Box # 3 – Wild Geese (Mary Oliver)

Make your way back to the trail and continue onward, following the blazes as you go. This part of the trail is dominated by cedar, spruce and fir, and the blazes don’t stand out as well here as they did on the white birch bark. You’ll cross one bridge and then another. Beyond the second bridge, walk a short way uphill, keeping your eyes out for the prominent snag on your left. About another 10 paces from the snag, look off in the woods to your right for the “Y” shaped cedar, about 20 paces in. Here the goose hides.

The Journey Home
Continue along the trail. You will come to a “T” intersection where the East Stream Trail joins the Dennison Point Trail (a nice, wide grassy two-track). If you are up for a longer hike go left on the trail to Dennison Point, lovely old apple trees, and a view of Whiting. If you are ready to head back to your car, turn right on the Dennison Point Trail. When you come to the gravel road (just beyond the gate), turn right. The Learning Center parking lot is just a few hundred yards ahead.

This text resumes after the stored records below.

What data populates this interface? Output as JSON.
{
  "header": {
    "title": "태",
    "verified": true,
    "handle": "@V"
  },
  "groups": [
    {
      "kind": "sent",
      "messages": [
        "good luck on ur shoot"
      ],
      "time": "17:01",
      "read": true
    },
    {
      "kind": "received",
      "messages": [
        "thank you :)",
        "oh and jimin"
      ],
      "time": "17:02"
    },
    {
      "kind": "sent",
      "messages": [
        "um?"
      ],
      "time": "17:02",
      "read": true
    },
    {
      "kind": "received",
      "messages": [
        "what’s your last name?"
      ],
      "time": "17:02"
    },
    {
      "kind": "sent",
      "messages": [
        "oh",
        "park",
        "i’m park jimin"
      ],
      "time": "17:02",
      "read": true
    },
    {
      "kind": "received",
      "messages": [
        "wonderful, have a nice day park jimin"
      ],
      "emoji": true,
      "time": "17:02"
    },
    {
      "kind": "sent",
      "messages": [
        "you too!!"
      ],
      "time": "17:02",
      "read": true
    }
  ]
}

Reminders
Please hike and letterbox with contentiousness of the natural world around you. Pack out all that you pack in. Hike quietly and let your surroundings speak to you. Approach boxes in a way that does not create a noticeable side trail, and rehide the boxes with care. If you encounter any trash along the trail, pack it out with you. Future visitors, and the animals that live here year-round, thank you. Please email me if any of the boxes need maintenance, or if you would like to share any stories of your journey. This boxer happens to work at the Learning Center. If you are traveling from away and are interested in meeting for an exchange or for a cup of coffee, please email. It would be great to meet you.